# Input data
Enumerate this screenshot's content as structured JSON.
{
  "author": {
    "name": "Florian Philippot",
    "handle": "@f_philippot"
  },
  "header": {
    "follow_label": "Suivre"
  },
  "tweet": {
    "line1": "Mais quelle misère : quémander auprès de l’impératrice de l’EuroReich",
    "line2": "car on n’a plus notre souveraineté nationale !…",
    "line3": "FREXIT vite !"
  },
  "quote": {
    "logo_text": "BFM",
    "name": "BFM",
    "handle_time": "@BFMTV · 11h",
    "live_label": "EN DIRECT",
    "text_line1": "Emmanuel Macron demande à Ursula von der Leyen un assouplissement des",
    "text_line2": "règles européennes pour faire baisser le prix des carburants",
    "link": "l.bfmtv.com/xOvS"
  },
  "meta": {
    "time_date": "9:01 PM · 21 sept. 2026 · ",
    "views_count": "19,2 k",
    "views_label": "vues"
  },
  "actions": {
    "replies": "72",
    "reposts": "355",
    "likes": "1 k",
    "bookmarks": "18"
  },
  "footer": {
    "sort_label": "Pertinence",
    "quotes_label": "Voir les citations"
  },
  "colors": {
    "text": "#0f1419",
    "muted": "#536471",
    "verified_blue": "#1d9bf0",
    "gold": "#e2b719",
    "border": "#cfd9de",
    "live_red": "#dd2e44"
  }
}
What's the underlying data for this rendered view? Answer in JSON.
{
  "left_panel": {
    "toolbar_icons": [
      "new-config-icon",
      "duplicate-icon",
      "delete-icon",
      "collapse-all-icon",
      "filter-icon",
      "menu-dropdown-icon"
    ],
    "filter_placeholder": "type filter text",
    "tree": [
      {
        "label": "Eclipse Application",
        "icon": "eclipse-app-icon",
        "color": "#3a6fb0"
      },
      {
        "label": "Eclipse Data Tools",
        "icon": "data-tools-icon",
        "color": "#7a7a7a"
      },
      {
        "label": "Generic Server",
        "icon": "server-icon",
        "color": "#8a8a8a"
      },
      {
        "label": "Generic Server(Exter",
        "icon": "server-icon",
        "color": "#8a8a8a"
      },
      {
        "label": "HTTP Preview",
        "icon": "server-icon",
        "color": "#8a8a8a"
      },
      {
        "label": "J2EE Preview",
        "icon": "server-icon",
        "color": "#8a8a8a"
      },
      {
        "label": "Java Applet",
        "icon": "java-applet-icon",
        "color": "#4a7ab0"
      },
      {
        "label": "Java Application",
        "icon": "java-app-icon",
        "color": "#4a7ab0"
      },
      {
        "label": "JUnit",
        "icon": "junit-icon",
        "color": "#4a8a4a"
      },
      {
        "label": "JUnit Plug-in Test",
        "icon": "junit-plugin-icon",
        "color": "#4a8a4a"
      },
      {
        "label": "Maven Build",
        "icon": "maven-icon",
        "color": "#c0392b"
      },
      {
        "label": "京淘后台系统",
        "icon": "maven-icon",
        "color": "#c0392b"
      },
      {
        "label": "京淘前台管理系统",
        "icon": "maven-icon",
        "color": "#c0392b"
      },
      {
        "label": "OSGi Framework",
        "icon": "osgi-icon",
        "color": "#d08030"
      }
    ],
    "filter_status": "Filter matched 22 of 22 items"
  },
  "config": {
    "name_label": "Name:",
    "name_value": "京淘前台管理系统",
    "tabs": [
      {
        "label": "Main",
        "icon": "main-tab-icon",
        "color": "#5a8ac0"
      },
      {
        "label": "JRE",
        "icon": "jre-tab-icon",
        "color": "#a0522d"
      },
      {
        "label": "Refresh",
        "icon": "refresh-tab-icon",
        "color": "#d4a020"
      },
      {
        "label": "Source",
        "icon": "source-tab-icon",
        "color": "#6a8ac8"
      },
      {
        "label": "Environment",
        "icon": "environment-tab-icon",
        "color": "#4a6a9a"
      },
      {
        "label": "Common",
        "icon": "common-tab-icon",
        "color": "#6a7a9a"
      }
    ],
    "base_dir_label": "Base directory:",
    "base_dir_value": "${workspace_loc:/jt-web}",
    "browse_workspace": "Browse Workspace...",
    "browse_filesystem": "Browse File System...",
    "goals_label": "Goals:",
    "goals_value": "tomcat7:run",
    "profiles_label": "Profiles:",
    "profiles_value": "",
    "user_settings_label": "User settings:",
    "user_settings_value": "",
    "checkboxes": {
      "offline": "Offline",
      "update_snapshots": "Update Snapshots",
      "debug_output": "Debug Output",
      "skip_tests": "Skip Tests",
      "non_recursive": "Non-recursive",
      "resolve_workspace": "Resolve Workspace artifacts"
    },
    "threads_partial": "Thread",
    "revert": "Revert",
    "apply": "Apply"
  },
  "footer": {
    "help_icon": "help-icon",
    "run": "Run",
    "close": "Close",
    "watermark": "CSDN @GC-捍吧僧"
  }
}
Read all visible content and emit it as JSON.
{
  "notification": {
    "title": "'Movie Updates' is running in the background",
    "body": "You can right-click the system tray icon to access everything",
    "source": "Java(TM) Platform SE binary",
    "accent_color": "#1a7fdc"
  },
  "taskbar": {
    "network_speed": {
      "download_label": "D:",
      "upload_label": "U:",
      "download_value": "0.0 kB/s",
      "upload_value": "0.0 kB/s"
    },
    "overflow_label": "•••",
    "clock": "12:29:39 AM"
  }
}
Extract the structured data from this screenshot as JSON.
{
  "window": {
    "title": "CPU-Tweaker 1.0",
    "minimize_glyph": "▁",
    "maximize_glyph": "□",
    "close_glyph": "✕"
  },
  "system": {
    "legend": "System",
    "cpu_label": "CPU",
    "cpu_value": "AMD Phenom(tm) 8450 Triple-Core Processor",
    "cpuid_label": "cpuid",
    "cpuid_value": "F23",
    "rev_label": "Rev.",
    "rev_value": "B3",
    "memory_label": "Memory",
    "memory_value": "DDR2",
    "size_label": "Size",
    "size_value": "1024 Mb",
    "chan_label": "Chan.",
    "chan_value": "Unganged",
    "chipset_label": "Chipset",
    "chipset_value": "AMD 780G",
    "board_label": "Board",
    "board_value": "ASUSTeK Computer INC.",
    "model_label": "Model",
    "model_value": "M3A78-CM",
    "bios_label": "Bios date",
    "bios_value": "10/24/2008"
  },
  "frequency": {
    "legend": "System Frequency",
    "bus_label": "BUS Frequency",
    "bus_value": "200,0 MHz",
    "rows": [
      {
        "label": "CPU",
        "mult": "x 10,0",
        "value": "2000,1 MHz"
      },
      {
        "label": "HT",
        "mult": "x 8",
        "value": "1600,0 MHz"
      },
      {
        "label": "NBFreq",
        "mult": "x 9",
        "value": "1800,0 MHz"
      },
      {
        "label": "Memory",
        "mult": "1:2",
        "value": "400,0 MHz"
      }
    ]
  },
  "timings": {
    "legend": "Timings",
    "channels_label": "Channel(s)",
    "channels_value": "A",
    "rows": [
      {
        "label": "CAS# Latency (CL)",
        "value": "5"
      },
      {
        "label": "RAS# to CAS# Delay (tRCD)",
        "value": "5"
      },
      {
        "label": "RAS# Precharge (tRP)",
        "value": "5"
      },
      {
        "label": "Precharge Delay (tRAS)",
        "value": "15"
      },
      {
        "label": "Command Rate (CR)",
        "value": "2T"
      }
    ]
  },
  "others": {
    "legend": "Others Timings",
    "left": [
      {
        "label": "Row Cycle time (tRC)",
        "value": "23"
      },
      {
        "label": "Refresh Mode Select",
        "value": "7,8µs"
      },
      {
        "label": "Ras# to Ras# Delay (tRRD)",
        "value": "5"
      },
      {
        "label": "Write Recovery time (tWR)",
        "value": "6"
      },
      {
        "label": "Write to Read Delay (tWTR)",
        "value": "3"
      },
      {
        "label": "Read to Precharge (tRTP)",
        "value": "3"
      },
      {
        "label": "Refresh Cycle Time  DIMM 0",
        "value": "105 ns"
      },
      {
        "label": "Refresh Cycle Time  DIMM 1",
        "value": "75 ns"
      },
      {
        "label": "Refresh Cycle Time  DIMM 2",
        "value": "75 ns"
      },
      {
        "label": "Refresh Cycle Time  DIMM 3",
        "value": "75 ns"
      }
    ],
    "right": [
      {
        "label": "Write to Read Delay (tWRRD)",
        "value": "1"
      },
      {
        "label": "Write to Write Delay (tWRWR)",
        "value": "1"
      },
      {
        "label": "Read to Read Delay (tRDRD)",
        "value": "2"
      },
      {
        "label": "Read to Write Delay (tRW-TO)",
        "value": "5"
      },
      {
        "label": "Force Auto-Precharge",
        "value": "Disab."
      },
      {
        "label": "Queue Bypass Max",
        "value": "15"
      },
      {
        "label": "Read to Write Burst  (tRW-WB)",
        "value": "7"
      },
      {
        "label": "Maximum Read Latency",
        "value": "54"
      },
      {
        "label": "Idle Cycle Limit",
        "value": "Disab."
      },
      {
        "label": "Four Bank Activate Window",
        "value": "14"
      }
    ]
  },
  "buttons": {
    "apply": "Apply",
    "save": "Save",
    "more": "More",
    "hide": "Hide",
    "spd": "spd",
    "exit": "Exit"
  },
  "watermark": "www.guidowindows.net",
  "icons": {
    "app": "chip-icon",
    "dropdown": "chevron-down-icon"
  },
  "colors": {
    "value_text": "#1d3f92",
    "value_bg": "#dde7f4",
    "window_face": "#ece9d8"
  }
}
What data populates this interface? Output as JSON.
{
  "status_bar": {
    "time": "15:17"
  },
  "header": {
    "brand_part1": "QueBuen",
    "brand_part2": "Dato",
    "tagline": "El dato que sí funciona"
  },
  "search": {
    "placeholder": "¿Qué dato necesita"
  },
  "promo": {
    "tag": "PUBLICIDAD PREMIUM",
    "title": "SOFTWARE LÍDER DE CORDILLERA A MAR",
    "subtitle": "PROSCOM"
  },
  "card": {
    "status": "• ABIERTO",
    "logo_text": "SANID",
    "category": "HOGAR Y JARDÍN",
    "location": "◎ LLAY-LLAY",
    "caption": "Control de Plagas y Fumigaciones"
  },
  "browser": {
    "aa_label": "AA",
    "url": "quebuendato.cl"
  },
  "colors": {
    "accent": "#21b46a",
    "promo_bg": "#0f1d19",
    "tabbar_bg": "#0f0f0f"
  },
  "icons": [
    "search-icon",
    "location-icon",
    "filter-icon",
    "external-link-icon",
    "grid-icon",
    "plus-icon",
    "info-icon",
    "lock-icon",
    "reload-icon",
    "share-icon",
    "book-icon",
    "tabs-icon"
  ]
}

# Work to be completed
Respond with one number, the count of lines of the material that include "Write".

# Written answer
6